60 East: It was great, like I said, I was kinda looking for someone to take me out of my box at the time and Ariano really did that. Being that we both have busy schedules, we were never in the studio together for the writing process of the project. He had sent me a bunch of tracks and I started writing to them and sending them back, we must have did like 20 tracks or something. All the songs were kinda different but as we started creating more specifically the concept of the record starting coming out and all the songs started to sound uniform. The writing process wasn’t easy; it took about 2 years to finally complete this project, because we both had so many other things going on and a lot of the tracks I would take long with because I wasn’t able to catch the flow or vibe of the track. Eventually when I started being able to adjust to whatever was getting thrown my way I realized I had became a better songwriter and had been developing my flow along the way also, now I feel more well rounded when approaching a song.

NW: That’s super interesting. Well, the progression is definitely noticeable. I want to touch on another aspect of you as an artist, the performer. I don’t know exactly why, but I have a sense that you have dope energy in a live setting.

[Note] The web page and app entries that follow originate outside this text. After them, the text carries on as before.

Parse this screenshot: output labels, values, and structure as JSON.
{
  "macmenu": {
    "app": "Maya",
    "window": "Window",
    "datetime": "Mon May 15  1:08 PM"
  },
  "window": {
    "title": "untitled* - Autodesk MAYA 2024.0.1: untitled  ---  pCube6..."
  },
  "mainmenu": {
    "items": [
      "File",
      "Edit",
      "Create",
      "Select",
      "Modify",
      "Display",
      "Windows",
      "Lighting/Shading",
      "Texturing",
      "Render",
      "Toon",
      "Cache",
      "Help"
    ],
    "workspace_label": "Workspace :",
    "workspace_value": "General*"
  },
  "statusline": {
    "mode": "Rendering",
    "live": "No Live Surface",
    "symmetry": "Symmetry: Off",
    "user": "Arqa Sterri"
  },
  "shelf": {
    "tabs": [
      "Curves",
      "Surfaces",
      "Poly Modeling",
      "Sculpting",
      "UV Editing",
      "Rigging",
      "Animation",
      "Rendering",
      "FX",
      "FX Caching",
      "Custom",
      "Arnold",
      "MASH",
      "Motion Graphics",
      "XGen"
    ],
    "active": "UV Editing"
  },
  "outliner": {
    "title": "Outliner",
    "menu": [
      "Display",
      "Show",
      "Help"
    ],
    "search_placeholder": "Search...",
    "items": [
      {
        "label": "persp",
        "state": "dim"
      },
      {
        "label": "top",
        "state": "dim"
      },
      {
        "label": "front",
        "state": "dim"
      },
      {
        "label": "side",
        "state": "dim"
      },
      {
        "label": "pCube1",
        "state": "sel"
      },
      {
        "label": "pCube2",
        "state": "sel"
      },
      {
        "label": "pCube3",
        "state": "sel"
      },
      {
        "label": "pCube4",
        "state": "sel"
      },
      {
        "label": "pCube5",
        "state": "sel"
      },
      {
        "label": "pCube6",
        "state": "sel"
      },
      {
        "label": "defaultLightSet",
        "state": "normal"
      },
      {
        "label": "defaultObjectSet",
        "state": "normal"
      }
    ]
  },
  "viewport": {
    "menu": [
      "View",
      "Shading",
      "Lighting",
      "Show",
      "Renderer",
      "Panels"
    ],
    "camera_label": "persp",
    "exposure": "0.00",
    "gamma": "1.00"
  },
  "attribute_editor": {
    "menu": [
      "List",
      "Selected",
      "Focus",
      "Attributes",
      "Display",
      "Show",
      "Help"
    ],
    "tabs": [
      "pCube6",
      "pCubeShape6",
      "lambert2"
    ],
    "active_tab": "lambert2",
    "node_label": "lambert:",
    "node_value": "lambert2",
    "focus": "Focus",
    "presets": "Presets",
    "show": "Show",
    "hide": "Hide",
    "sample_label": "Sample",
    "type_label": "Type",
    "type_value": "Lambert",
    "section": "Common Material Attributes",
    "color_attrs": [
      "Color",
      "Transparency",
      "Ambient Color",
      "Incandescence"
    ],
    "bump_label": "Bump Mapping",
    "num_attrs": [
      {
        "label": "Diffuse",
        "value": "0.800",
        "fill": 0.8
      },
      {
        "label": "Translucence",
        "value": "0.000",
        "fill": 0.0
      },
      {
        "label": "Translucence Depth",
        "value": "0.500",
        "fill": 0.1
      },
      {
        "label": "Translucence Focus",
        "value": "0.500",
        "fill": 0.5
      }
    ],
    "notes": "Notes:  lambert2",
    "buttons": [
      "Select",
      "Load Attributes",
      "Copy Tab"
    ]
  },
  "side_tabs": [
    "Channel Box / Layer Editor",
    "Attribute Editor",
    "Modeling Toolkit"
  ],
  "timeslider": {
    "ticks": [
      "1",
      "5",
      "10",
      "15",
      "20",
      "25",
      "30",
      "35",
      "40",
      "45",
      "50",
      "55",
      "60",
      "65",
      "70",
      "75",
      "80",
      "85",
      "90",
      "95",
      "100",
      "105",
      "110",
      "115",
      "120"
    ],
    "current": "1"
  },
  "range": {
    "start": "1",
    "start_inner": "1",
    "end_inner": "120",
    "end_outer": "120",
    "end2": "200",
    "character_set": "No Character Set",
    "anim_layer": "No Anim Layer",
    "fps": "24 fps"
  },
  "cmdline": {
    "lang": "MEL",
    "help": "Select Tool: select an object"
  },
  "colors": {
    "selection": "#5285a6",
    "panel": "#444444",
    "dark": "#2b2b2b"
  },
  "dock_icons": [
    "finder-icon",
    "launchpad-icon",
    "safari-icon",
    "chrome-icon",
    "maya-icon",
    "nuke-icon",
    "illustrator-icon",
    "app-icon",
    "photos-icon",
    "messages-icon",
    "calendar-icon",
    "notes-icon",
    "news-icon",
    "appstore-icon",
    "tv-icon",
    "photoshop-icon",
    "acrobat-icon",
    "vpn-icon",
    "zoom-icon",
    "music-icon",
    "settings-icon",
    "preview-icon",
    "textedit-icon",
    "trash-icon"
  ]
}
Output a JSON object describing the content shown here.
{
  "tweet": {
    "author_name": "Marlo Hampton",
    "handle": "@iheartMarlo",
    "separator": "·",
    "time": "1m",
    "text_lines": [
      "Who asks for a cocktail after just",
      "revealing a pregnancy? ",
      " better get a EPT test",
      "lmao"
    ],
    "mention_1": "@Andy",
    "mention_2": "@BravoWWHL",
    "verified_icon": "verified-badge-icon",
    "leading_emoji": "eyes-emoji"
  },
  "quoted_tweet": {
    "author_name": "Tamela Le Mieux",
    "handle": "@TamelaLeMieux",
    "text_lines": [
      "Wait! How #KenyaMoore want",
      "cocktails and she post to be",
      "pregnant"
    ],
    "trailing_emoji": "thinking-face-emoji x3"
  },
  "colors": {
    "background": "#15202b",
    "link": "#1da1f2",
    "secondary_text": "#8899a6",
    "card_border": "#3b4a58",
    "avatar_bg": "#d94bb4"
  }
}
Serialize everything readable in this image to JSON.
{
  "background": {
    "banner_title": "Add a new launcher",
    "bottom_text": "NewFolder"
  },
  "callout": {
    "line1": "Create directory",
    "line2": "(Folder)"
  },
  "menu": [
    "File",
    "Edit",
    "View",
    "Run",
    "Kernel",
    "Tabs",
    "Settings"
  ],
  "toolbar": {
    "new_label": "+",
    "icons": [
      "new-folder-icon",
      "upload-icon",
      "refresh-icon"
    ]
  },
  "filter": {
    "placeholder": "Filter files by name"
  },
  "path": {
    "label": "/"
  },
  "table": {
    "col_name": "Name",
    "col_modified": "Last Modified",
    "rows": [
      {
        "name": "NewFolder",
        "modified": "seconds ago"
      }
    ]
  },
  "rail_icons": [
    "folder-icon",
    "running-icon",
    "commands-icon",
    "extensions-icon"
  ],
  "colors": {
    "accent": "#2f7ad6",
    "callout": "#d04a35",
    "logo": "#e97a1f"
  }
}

When, where, how can people catch you live from now through the end of the summer?

60 East:  I’ll be doing a few pop up shows around Southern California in May, I have a tour scheduled in June with Elzhi, but details are still getting confirmed, then I will be heading back out to Europe in July and doing a few dates with Devin the Dude along with some solo dates.

NW: Busy man. As we begin wrapping up, what’s something you’d like to share with hip hop?

60 East: My stories, my creativity, and my concepts.

NW: One emphasis of these interviews is to see a heightened level of unity in the West Coast hip hop community. Can you point to some other artists who you see as comrades and who you also see as helping to progress the scene?

60 East: I would say all the people at Platform Collection, they built up a team of like minded individuals who I feel are all contributing to the scene in their own way and creating lanes for others.

NW: Finally, where should readers go to connect with you? Any live shows coming up?

60 East: Readers should hit my website SixtyEast.net to stay updated with everything 60.


Find Circles EP:

60 East:
Instagram: @60east
Facebook: 60east909
Twitter: @60east909

Peace, Love & Hip Hop,

– Nate Whitsell